FILE - In this March 23, 2015, file photo, former NFL football player Darren Sharper appears in Los Angeles Superior Court. The inclusion of former NFL safety and convicted rapist Sharper on this year's list of Hall of Fame nominees has created a national outcry. Sharper, a five-time Pro Bowler, pleaded guilty in 2015 to drugging and raping up to 16 women in four states. (AP Photo/Nick Ut, Pool, File)

Darren Sharper, rape and football Hall of Fame

- The Washington Times

Darren Sharper preyed on offensive opponents on the football field. Darren Sharper preyed on women off the field. The latter is the former, and the former is the latter. Neither deserves to be in the Pro Football Hall of Fame.

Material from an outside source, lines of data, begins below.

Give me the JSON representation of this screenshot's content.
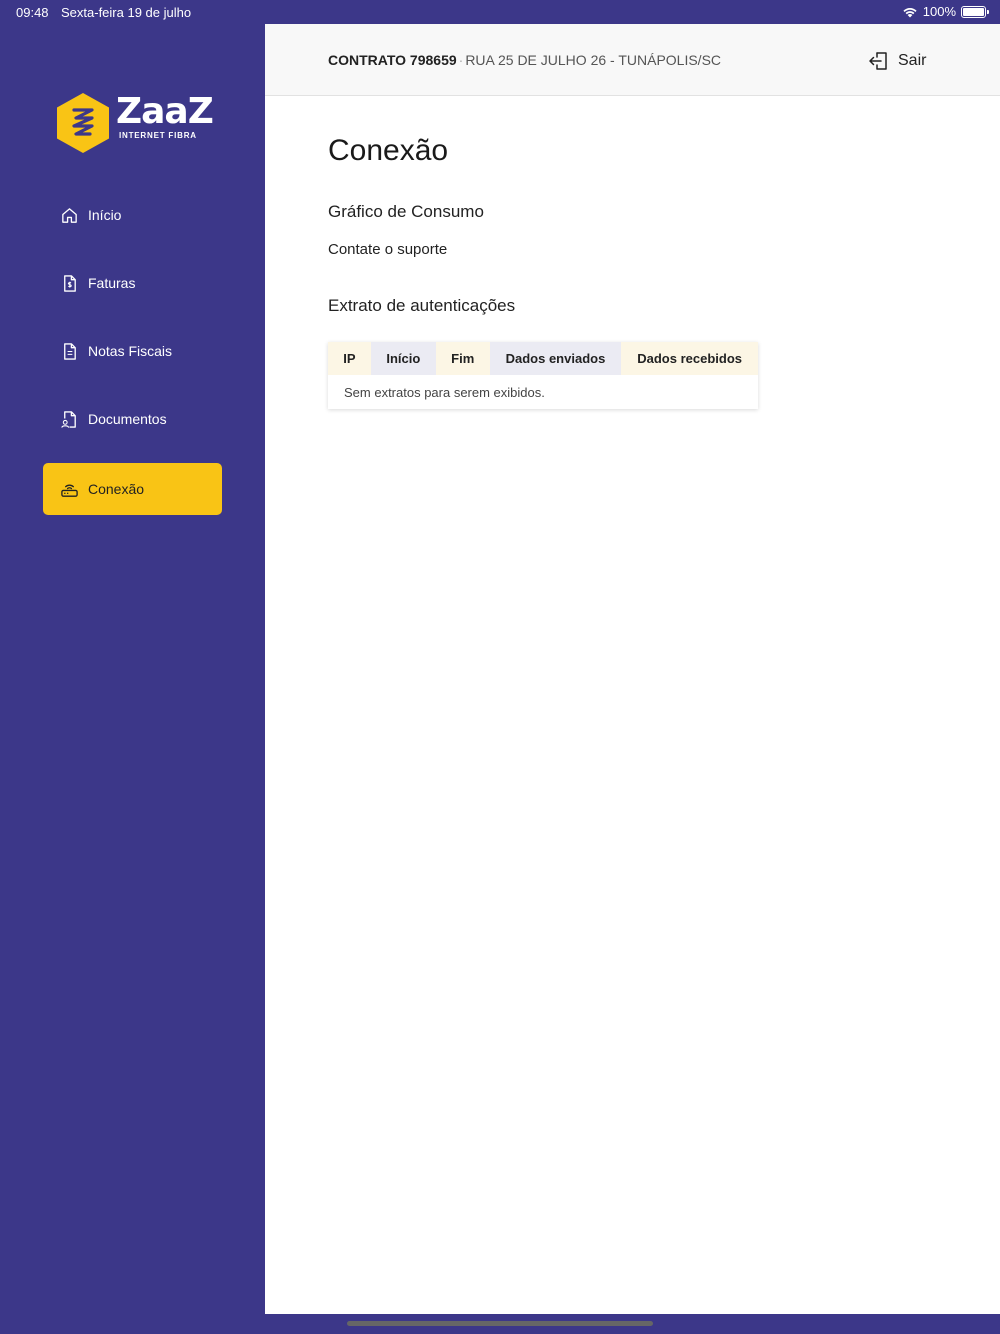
{
  "status_bar": {
    "time": "09:48",
    "date": "Sexta-feira 19 de julho",
    "battery": "100%"
  },
  "brand": {
    "name": "ZaaZ",
    "tagline": "INTERNET FIBRA",
    "primary_color": "#3c3789",
    "accent_color": "#f9c415"
  },
  "sidebar": {
    "items": [
      {
        "label": "Início",
        "icon": "home-icon",
        "active": false
      },
      {
        "label": "Faturas",
        "icon": "invoice-icon",
        "active": false
      },
      {
        "label": "Notas Fiscais",
        "icon": "document-icon",
        "active": false
      },
      {
        "label": "Documentos",
        "icon": "document-user-icon",
        "active": false
      },
      {
        "label": "Conexão",
        "icon": "router-icon",
        "active": true
      }
    ]
  },
  "header": {
    "contract_label": "CONTRATO 798659",
    "address": "RUA 25 DE JULHO 26 - TUNÁPOLIS/SC",
    "logout_label": "Sair",
    "logout_icon": "logout-icon"
  },
  "main": {
    "title": "Conexão",
    "consumption_section": "Gráfico de Consumo",
    "support_text": "Contate o suporte",
    "extract_section": "Extrato de autenticações",
    "table": {
      "columns": [
        "IP",
        "Início",
        "Fim",
        "Dados enviados",
        "Dados recebidos"
      ],
      "empty_message": "Sem extratos para serem exibidos."
    }
  }
}
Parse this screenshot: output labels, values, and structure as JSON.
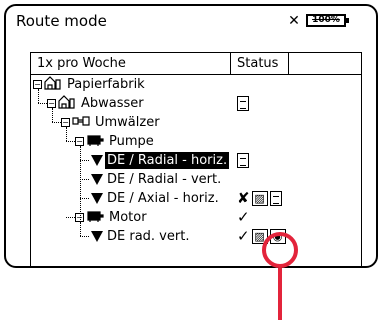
{
  "window": {
    "title": "Route mode"
  },
  "icons": {
    "bluetooth": "bluetooth-off-icon",
    "battery": "battery-icon"
  },
  "battery": {
    "label": "100%"
  },
  "table": {
    "columns": [
      "1x pro Woche",
      "Status"
    ],
    "rows": [
      {
        "label": "Papierfabrik",
        "level": 0,
        "icon": "factory-icon",
        "expander": "-",
        "status": []
      },
      {
        "label": "Abwasser",
        "level": 1,
        "icon": "factory-icon",
        "expander": "-",
        "status": [
          "document-icon"
        ]
      },
      {
        "label": "Umwälzer",
        "level": 2,
        "icon": "machine-icon",
        "expander": "-",
        "status": []
      },
      {
        "label": "Pumpe",
        "level": 3,
        "icon": "pump-icon",
        "expander": "-",
        "status": []
      },
      {
        "label": "DE / Radial - horiz.",
        "level": 4,
        "icon": "measurement-point-icon",
        "selected": true,
        "status": [
          "document-icon"
        ]
      },
      {
        "label": "DE / Radial - vert.",
        "level": 4,
        "icon": "measurement-point-icon",
        "status": []
      },
      {
        "label": "DE / Axial - horiz.",
        "level": 4,
        "icon": "measurement-point-icon",
        "status": [
          "skipped-icon",
          "spectrum-icon",
          "document-icon"
        ]
      },
      {
        "label": "Motor",
        "level": 3,
        "icon": "motor-icon",
        "expander": "-",
        "status": [
          "checkmark-icon"
        ]
      },
      {
        "label": "DE rad. vert.",
        "level": 4,
        "icon": "measurement-point-icon",
        "status": [
          "checkmark-icon",
          "spectrum-icon",
          "recording-icon"
        ]
      }
    ]
  },
  "colors": {
    "highlight": "#e3243b"
  }
}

Boycott boycotters

In light of the recent dishonorable attacks on our national anthem by the pampered divas of professional sports, I would like to ask one question: Where is the American Legion and the Veterans of Foreign Wars?

Police need tools to do job

In my opinion, letting the police have the equipment they need to keep the population safe should be a good thing ("Donald Trump's vow to return military equipment to police jeopardizes outreach to blacks," Web, Sept. 12). If a person is not breaking the law, why would he or she need to fear the police having this equipment?

After a whirlwind trip to Mexico City Wednesday to meet Mexican President Enrique Pena Nieto, Repbulican presidential candidate Donald Trump said his plans to build a border wall remain. However, Mr. Pena Nieto has vowed not to pay for its construction. (Associated press)

Something there is that likes a wall

Something was lost in the coverage when President Enrique Pena Nieto entertained Donald Trump in Mexico last month. Most of the reporters expected the two men to greet each other with baseball bats and brass knuckles and instead they established a mutual civility that is, alas, missing between Hillary and the Donald. Not paying attention to what the two presidents were saying to each other, most of the reporters missed the most important thing to come out of the meeting. "Making Mexico's borders with our friends and neighbors in Central America more secure," said President Nieto, "is of vital importance for Mexico and the United States."

More disregard for Americans

Hillary Clinton decided to expose other persons to her pneumonia, a potentially contagious disease. She demonstrated an inability to see the immorality of that decision, which could have life-threatening consequences for the young and elderly. Her statement, "I just didn't think it was going to be that big a deal," illustrates once again her contempt for the welfare of the American people. Deplorable.

Donald Trump advocates "extreme vetting" of immigrants from predominantly Muslim nations to weed out potential terrorists, coupled with aggressive coalition military operations in the Middle East. (Associated Press)

Welcome details of Trump economics

Donald Trump put some meat on the bones of his economic plan in New York on Thursday, and his plan to restore growth should mute some of his more ardent conservative critics. These critics have been playing "can you top this" with each other, vying to say the meanest things about him, and here's something positive for them to consider.

Investment Musical Chairs Illustration by Greg Groesch/The Washington Times

Here come the tax increases

Democratic presidential candidate Hillary Clinton has pledged to enact some of the largest tax increases in modern history if elected in November. According to Mrs. Clinton's own campaign estimates, she would increase the income tax by $350 billion, implement business tax reform to the tune of $275 billion, and create a "fair share" tax surcharge on the carried interest of capital gains, which would raise taxes by between $400 billion and $500 billion.